Do you like to read short stories? Even though it’s one of the most demanding writing forms because of its concentrated plot and characterization, writing short stories is also one of the most personal and fun writing formats.
Short stories allow the reader to meet a new character or characters, experience a situation, setting and conflict in a limited amount of words and reading time. Short stories allow the reader to get a glimpse into someone else’s world and often finish the entire encounter in one sitting. And if the story is an emotional, humorous or a suspenseful one, the reader gets to cry, chuckle or cringe as an added bonus. What can be more fun than that?
Every day we tell or hear a short story. It can be a long harrowing story steeped with conflict or a short slice of life that depicts the everyday life of ordinary people. There’s the caring next -door neighbor who goes to the aid of a sick friend across town and gets a speeding ticket on the way home. Or the irksome elderly man in the check-out aisle (ahead of you, of course) who argues with the weary cashier over his expired coupons–and who finally decides to abandon half his items while the line grows longer and longer. . .and longer.
The difference between being a short story teller and a short story writer is just simply having the ability to put your story into a permanent written format that has a beginning, middle and end.
It can be something you read, something you heard, something you’ve seen or something you’ve experienced. It can be a “What if” moment when you’re daydreaming. Obviously, every incident must be expanded into a story idea and encompass a few basic fundamentals of short story writing like plot and problem, setting, characters, time and theme. And like any fiction, characters and conflict drive the story in the short story.
Unlike novels, short stories can be created in reasonable time frames that range from short shorts of 500 words to novelettes of 10,000. If I had to make a list of my favorite short story writers, the Grimm Brothers, Alice Munro, Edgar Allan Poe, Jack London, and Louis L’Amour would be on it. Who are your favorites?

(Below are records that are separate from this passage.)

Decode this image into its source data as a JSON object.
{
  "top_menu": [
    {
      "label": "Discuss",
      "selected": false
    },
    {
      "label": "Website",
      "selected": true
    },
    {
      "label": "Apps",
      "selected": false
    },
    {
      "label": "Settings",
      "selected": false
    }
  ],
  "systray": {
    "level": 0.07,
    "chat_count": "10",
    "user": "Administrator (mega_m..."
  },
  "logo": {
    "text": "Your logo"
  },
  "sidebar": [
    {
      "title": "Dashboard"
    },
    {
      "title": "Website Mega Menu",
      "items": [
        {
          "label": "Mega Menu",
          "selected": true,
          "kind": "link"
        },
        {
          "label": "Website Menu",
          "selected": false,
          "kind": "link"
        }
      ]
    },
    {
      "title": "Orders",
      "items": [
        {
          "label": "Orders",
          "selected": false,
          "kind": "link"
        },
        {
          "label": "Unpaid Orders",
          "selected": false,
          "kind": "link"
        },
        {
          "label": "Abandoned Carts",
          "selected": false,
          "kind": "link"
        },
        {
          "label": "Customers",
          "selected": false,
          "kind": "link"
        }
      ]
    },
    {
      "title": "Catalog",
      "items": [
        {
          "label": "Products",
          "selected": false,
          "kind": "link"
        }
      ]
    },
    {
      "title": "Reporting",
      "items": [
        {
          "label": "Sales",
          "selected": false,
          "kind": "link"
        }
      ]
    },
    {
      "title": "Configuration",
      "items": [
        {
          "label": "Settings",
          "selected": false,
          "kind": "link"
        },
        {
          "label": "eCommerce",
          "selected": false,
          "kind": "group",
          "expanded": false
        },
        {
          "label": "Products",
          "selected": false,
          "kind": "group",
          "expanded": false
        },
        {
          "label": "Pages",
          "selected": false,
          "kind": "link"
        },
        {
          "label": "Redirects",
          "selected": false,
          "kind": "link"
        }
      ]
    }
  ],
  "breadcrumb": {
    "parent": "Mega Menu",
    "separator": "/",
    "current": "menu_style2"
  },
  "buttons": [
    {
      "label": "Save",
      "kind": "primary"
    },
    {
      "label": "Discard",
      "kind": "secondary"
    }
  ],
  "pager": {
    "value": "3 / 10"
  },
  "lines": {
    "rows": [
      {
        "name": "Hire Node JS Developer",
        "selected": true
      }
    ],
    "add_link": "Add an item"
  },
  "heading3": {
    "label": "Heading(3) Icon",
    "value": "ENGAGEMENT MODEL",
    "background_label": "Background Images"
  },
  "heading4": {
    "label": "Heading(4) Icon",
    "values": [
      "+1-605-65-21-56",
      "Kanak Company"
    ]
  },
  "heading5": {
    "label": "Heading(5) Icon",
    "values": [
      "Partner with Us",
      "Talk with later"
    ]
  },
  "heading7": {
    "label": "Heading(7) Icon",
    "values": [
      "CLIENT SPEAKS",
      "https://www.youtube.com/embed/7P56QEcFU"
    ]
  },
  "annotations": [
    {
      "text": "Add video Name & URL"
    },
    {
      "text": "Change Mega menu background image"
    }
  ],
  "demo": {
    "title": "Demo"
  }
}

As a writer, be situationally aware. Look around you when you’re out and about. There’s ideas and stories if you carefully observe…or even eavesdrop!

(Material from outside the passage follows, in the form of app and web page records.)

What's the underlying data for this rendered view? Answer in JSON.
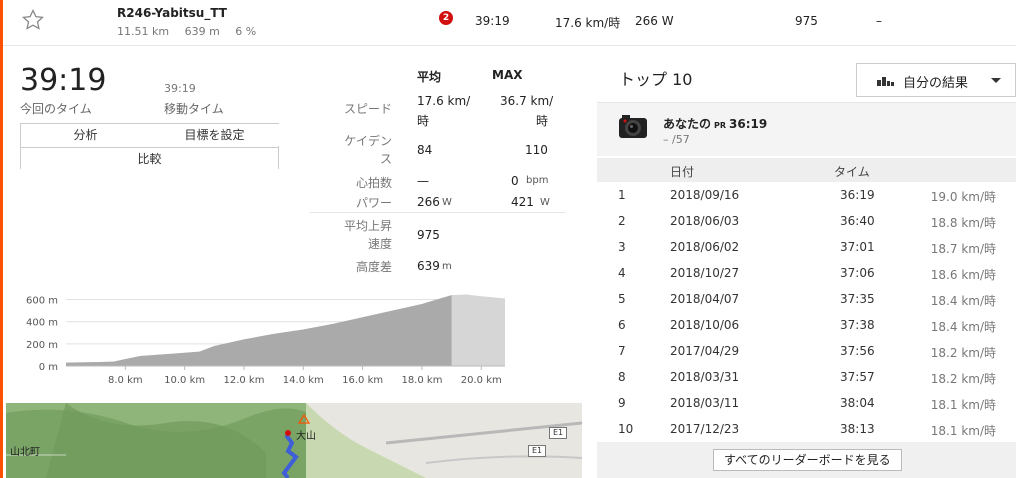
{
  "segment": {
    "name": "R246-Yabitsu_TT",
    "distance": "11.51 km",
    "elev": "639 m",
    "grade": "6 %",
    "badge": "2",
    "time": "39:19",
    "speed": "17.6 km/時",
    "power": "266 W",
    "elev_gain": "975",
    "dash": "–"
  },
  "summary": {
    "time": "39:19",
    "time_label": "今回のタイム",
    "moving_time": "39:19",
    "moving_label": "移動タイム",
    "buttons": {
      "analyze": "分析",
      "goal": "目標を設定",
      "compare": "比較"
    }
  },
  "stats": {
    "avg_header": "平均",
    "max_header": "MAX",
    "rows": {
      "speed": {
        "label": "スピード",
        "avg": "17.6 km/",
        "avg2": "時",
        "max": "36.7 km/",
        "max2": "時"
      },
      "cadence": {
        "label1": "ケイデン",
        "label2": "ス",
        "avg": "84",
        "max": "110"
      },
      "hr": {
        "label": "心拍数",
        "avg": "—",
        "max": "0",
        "unit": "bpm"
      },
      "power": {
        "label": "パワー",
        "avg": "266",
        "max": "421",
        "unit": "W"
      },
      "vam": {
        "label1": "平均上昇",
        "label2": "速度",
        "avg": "975"
      },
      "elev": {
        "label": "高度差",
        "avg": "639",
        "unit": "m"
      }
    }
  },
  "chart_data": {
    "type": "area",
    "title": "",
    "xlabel": "",
    "ylabel": "",
    "x_ticks": [
      "8.0 km",
      "10.0 km",
      "12.0 km",
      "14.0 km",
      "16.0 km",
      "18.0 km",
      "20.0 km"
    ],
    "y_ticks": [
      "600 m",
      "400 m",
      "200 m",
      "0 m"
    ],
    "xlim": [
      6.0,
      20.8
    ],
    "ylim": [
      0,
      650
    ],
    "highlight_end_km": 19.0,
    "series": [
      {
        "x": [
          6.0,
          7.0,
          7.6,
          8.5,
          9.5,
          10.5,
          11.0,
          12.0,
          13.0,
          14.0,
          15.0,
          16.0,
          17.0,
          18.0,
          18.5,
          19.0,
          19.5,
          20.0,
          20.8
        ],
        "y": [
          30,
          35,
          40,
          90,
          110,
          130,
          180,
          240,
          290,
          330,
          380,
          440,
          500,
          560,
          600,
          640,
          645,
          630,
          610
        ]
      }
    ],
    "colors": {
      "fill": "#aaaaaa",
      "dim_fill": "#d6d6d6"
    }
  },
  "map": {
    "labels": [
      "山北町",
      "大山"
    ],
    "roads": [
      "E1",
      "E1"
    ]
  },
  "right": {
    "title": "トップ 10",
    "dropdown": "自分の結果",
    "you": {
      "name": "あなたの",
      "pr": "PR",
      "time": "36:19",
      "rank": "– /57"
    },
    "headers": {
      "date": "日付",
      "time": "タイム"
    },
    "rows": [
      {
        "rank": "1",
        "date": "2018/09/16",
        "time": "36:19",
        "speed": "19.0 km/時"
      },
      {
        "rank": "2",
        "date": "2018/06/03",
        "time": "36:40",
        "speed": "18.8 km/時"
      },
      {
        "rank": "3",
        "date": "2018/06/02",
        "time": "37:01",
        "speed": "18.7 km/時"
      },
      {
        "rank": "4",
        "date": "2018/10/27",
        "time": "37:06",
        "speed": "18.6 km/時"
      },
      {
        "rank": "5",
        "date": "2018/04/07",
        "time": "37:35",
        "speed": "18.4 km/時"
      },
      {
        "rank": "6",
        "date": "2018/10/06",
        "time": "37:38",
        "speed": "18.4 km/時"
      },
      {
        "rank": "7",
        "date": "2017/04/29",
        "time": "37:56",
        "speed": "18.2 km/時"
      },
      {
        "rank": "8",
        "date": "2018/03/31",
        "time": "37:57",
        "speed": "18.2 km/時"
      },
      {
        "rank": "9",
        "date": "2018/03/11",
        "time": "38:04",
        "speed": "18.1 km/時"
      },
      {
        "rank": "10",
        "date": "2017/12/23",
        "time": "38:13",
        "speed": "18.1 km/時"
      }
    ],
    "footer_button": "すべてのリーダーボードを見る"
  }
}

A Contemporary Mystery and Romance
Rich leaned against a post and reread the letter, then stared off to the distant hills fading away as gray dusk turned to darkness. One more thing to add to his long list of things to do. Renovate the outdated monstrosity of a house. Find a buyer at a worthy price. Go on a wild goose chase to locate a half-sister he didn’t even know existed. And last, unearth century-old jewels from Austria—rubies to be exact—that no one else in over a hundred years could locate. Rich sighed. What a fine cactus patch he fell into! Now his plan to blow into town, sell the house, and make a quick exit within the month was shot to hell.
“Did I throw you for a loop, Richard Lee Junior?” a scratchy voice asked.
Rich jumped and looked around. From the farthest corner of the porch, a rocking chair moved slowly back and forth. Back and forth. But there was no one sitting on it. The night was still and tranquil without a hint of a breeze.
He set the glass and letter on the railing and rubbed his tired face with his hands. “It’s been a long day,” he muttered to himself, “and now I’m hallucinating. I swear I’m hearing a voice sounding like Grandmother Gertie’s.” His gaze traveled to the moving rocker, and he gave it a quizzical look.
“You are hearing me, young man,” the voice said. “Hallucinating, my foot.”
Rich continued to peer at the rocker, now rocking at a faster pace.
“Grandmother? Gertie? Aren’t you supposed to be dead?”
“I am dead,” the voice replied.
Amazon Author Page: https://www.amazon.com/Judy-Ann-Davis/e/B006GXN502/